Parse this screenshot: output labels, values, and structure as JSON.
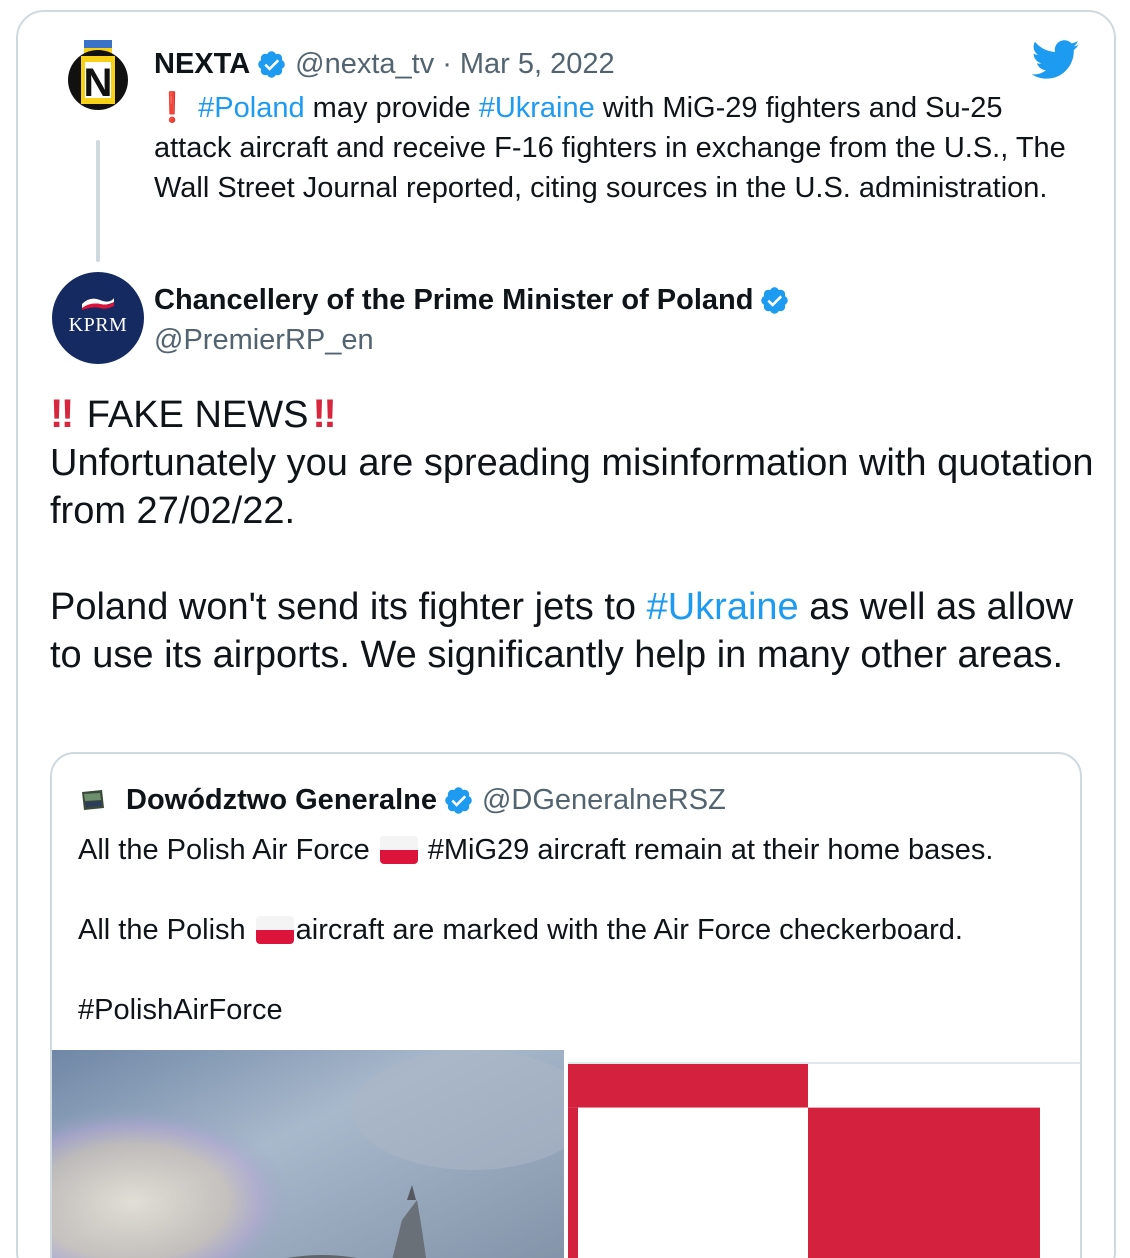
{
  "parent_tweet": {
    "name": "NEXTA",
    "handle": "@nexta_tv",
    "separator": "·",
    "date": "Mar 5, 2022",
    "text_alert": "❗",
    "tag_poland": "#Poland",
    "text_1": " may provide ",
    "tag_ukraine": "#Ukraine",
    "text_2": " with MiG-29 fighters and Su-25 attack aircraft and receive F-16 fighters in exchange from the U.S., The Wall Street Journal reported, citing sources in the U.S. administration.",
    "avatar_letter": "N"
  },
  "main_tweet": {
    "name": "Chancellery of the Prime Minister of Poland",
    "handle": "@PremierRP_en",
    "avatar_text": "KPRM",
    "bang": "‼",
    "headline": " FAKE NEWS",
    "line_1": "Unfortunately you are spreading misinformation with quotation from 27/02/22.",
    "line_2_a": "Poland won't send its fighter jets to ",
    "tag_ukraine": "#Ukraine",
    "line_2_b": " as well as allow to use its airports. We significantly help in many other areas."
  },
  "quoted_tweet": {
    "name": "Dowództwo Generalne",
    "handle": "@DGeneralneRSZ",
    "line_1_a": "All the Polish Air Force",
    "line_1_b": "#MiG29 aircraft remain at their home bases.",
    "line_2_a": "All the Polish",
    "line_2_b": "aircraft are marked with the Air Force checkerboard.",
    "line_3": "#PolishAirForce"
  },
  "icons": {
    "verified": "verified-badge-icon",
    "twitter": "twitter-bird-icon",
    "flag": "poland-flag-icon"
  },
  "colors": {
    "link": "#1d9bf0",
    "verified": "#1d9bf0",
    "muted": "#536471",
    "border": "#cfd9de",
    "polish_red": "#d7263d"
  }
}
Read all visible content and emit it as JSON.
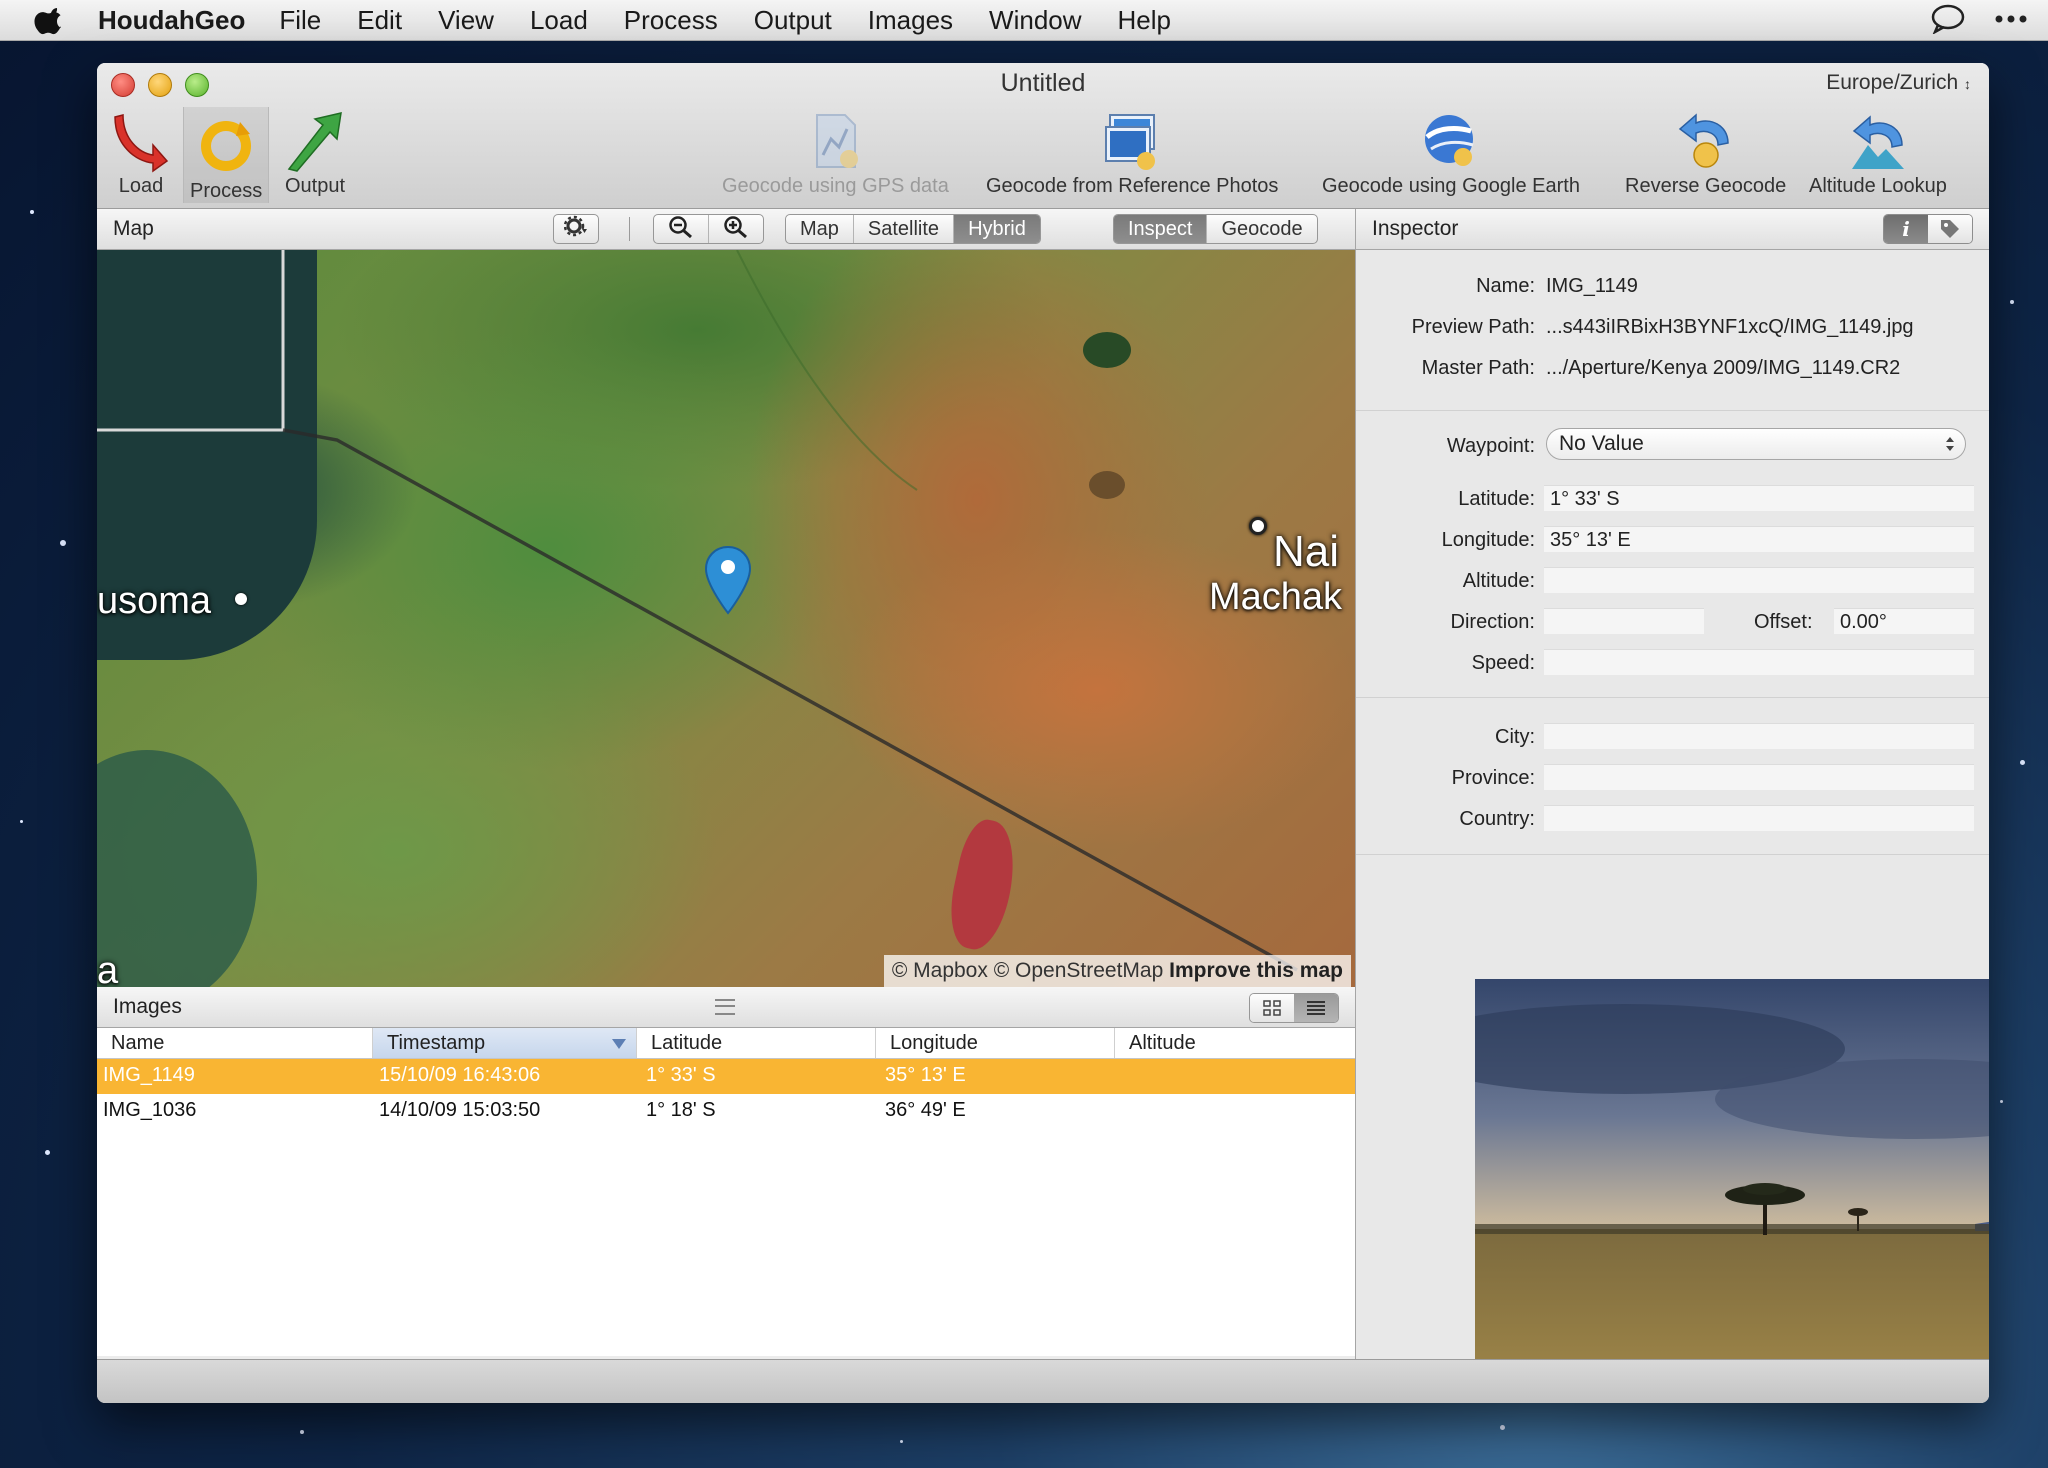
{
  "menubar": {
    "app": "HoudahGeo",
    "items": [
      "File",
      "Edit",
      "View",
      "Load",
      "Process",
      "Output",
      "Images",
      "Window",
      "Help"
    ]
  },
  "window": {
    "title": "Untitled",
    "timezone": "Europe/Zurich"
  },
  "toolbar": {
    "load": "Load",
    "process": "Process",
    "output": "Output",
    "geocode_gps": "Geocode using GPS data",
    "geocode_ref": "Geocode from Reference Photos",
    "geocode_earth": "Geocode using Google Earth",
    "reverse": "Reverse Geocode",
    "altitude": "Altitude Lookup"
  },
  "map": {
    "title": "Map",
    "modes": [
      "Map",
      "Satellite",
      "Hybrid"
    ],
    "active_mode": "Hybrid",
    "tabs": [
      "Inspect",
      "Geocode"
    ],
    "active_tab": "Inspect",
    "labels": {
      "musoma": "usoma",
      "nairobi": "Nai",
      "machakos": "Machak",
      "edge": "a"
    },
    "attribution": {
      "prefix": "© Mapbox © OpenStreetMap",
      "link": "Improve this map"
    }
  },
  "images": {
    "title": "Images",
    "columns": [
      "Name",
      "Timestamp",
      "Latitude",
      "Longitude",
      "Altitude"
    ],
    "sorted_column": "Timestamp",
    "rows": [
      {
        "name": "IMG_1149",
        "timestamp": "15/10/09 16:43:06",
        "latitude": "1° 33' S",
        "longitude": "35° 13' E",
        "altitude": "",
        "selected": true
      },
      {
        "name": "IMG_1036",
        "timestamp": "14/10/09 15:03:50",
        "latitude": "1° 18' S",
        "longitude": "36° 49' E",
        "altitude": "",
        "selected": false
      }
    ]
  },
  "inspector": {
    "title": "Inspector",
    "name_label": "Name:",
    "name": "IMG_1149",
    "preview_label": "Preview Path:",
    "preview_path": "...s443iIRBixH3BYNF1xcQ/IMG_1149.jpg",
    "master_label": "Master Path:",
    "master_path": ".../Aperture/Kenya 2009/IMG_1149.CR2",
    "waypoint_label": "Waypoint:",
    "waypoint": "No Value",
    "latitude_label": "Latitude:",
    "latitude": "1° 33' S",
    "longitude_label": "Longitude:",
    "longitude": "35° 13' E",
    "altitude_label": "Altitude:",
    "altitude": "",
    "direction_label": "Direction:",
    "direction": "",
    "offset_label": "Offset:",
    "offset": "0.00°",
    "speed_label": "Speed:",
    "speed": "",
    "city_label": "City:",
    "city": "",
    "province_label": "Province:",
    "province": "",
    "country_label": "Country:",
    "country": ""
  },
  "colors": {
    "selection": "#f9b533",
    "pin": "#2d8fd6"
  }
}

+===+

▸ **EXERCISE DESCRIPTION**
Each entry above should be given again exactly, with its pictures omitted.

▸ **RESULT OF THIS TASK**
Parse this screenshot: output labels, values, and structure as JSON.
{
  "parent_tweet": {
    "name": "NEXTA",
    "handle": "@nexta_tv",
    "separator": "·",
    "date": "Mar 5, 2022",
    "text_alert": "❗",
    "tag_poland": "#Poland",
    "text_1": " may provide ",
    "tag_ukraine": "#Ukraine",
    "text_2": " with MiG-29 fighters and Su-25 attack aircraft and receive F-16 fighters in exchange from the U.S., The Wall Street Journal reported, citing sources in the U.S. administration.",
    "avatar_letter": "N"
  },
  "main_tweet": {
    "name": "Chancellery of the Prime Minister of Poland",
    "handle": "@PremierRP_en",
    "avatar_text": "KPRM",
    "bang": "‼",
    "headline": " FAKE NEWS",
    "line_1": "Unfortunately you are spreading misinformation with quotation from 27/02/22.",
    "line_2_a": "Poland won't send its fighter jets to ",
    "tag_ukraine": "#Ukraine",
    "line_2_b": " as well as allow to use its airports. We significantly help in many other areas."
  },
  "quoted_tweet": {
    "name": "Dowództwo Generalne",
    "handle": "@DGeneralneRSZ",
    "line_1_a": "All the Polish Air Force",
    "line_1_b": "#MiG29 aircraft remain at their home bases.",
    "line_2_a": "All the Polish",
    "line_2_b": "aircraft are marked with the Air Force checkerboard.",
    "line_3": "#PolishAirForce"
  },
  "icons": {
    "verified": "verified-badge-icon",
    "twitter": "twitter-bird-icon",
    "flag": "poland-flag-icon"
  },
  "colors": {
    "link": "#1d9bf0",
    "verified": "#1d9bf0",
    "muted": "#536471",
    "border": "#cfd9de",
    "polish_red": "#d7263d"
  }
}
Read all visible content and emit it as JSON.
{
  "menubar": {
    "app": "HoudahGeo",
    "items": [
      "File",
      "Edit",
      "View",
      "Load",
      "Process",
      "Output",
      "Images",
      "Window",
      "Help"
    ]
  },
  "window": {
    "title": "Untitled",
    "timezone": "Europe/Zurich"
  },
  "toolbar": {
    "load": "Load",
    "process": "Process",
    "output": "Output",
    "geocode_gps": "Geocode using GPS data",
    "geocode_ref": "Geocode from Reference Photos",
    "geocode_earth": "Geocode using Google Earth",
    "reverse": "Reverse Geocode",
    "altitude": "Altitude Lookup"
  },
  "map": {
    "title": "Map",
    "modes": [
      "Map",
      "Satellite",
      "Hybrid"
    ],
    "active_mode": "Hybrid",
    "tabs": [
      "Inspect",
      "Geocode"
    ],
    "active_tab": "Inspect",
    "labels": {
      "musoma": "usoma",
      "nairobi": "Nai",
      "machakos": "Machak",
      "edge": "a"
    },
    "attribution": {
      "prefix": "© Mapbox © OpenStreetMap",
      "link": "Improve this map"
    }
  },
  "images": {
    "title": "Images",
    "columns": [
      "Name",
      "Timestamp",
      "Latitude",
      "Longitude",
      "Altitude"
    ],
    "sorted_column": "Timestamp",
    "rows": [
      {
        "name": "IMG_1149",
        "timestamp": "15/10/09 16:43:06",
        "latitude": "1° 33' S",
        "longitude": "35° 13' E",
        "altitude": "",
        "selected": true
      },
      {
        "name": "IMG_1036",
        "timestamp": "14/10/09 15:03:50",
        "latitude": "1° 18' S",
        "longitude": "36° 49' E",
        "altitude": "",
        "selected": false
      }
    ]
  },
  "inspector": {
    "title": "Inspector",
    "name_label": "Name:",
    "name": "IMG_1149",
    "preview_label": "Preview Path:",
    "preview_path": "...s443iIRBixH3BYNF1xcQ/IMG_1149.jpg",
    "master_label": "Master Path:",
    "master_path": ".../Aperture/Kenya 2009/IMG_1149.CR2",
    "waypoint_label": "Waypoint:",
    "waypoint": "No Value",
    "latitude_label": "Latitude:",
    "latitude": "1° 33' S",
    "longitude_label": "Longitude:",
    "longitude": "35° 13' E",
    "altitude_label": "Altitude:",
    "altitude": "",
    "direction_label": "Direction:",
    "direction": "",
    "offset_label": "Offset:",
    "offset": "0.00°",
    "speed_label": "Speed:",
    "speed": "",
    "city_label": "City:",
    "city": "",
    "province_label": "Province:",
    "province": "",
    "country_label": "Country:",
    "country": ""
  },
  "colors": {
    "selection": "#f9b533",
    "pin": "#2d8fd6"
  }
}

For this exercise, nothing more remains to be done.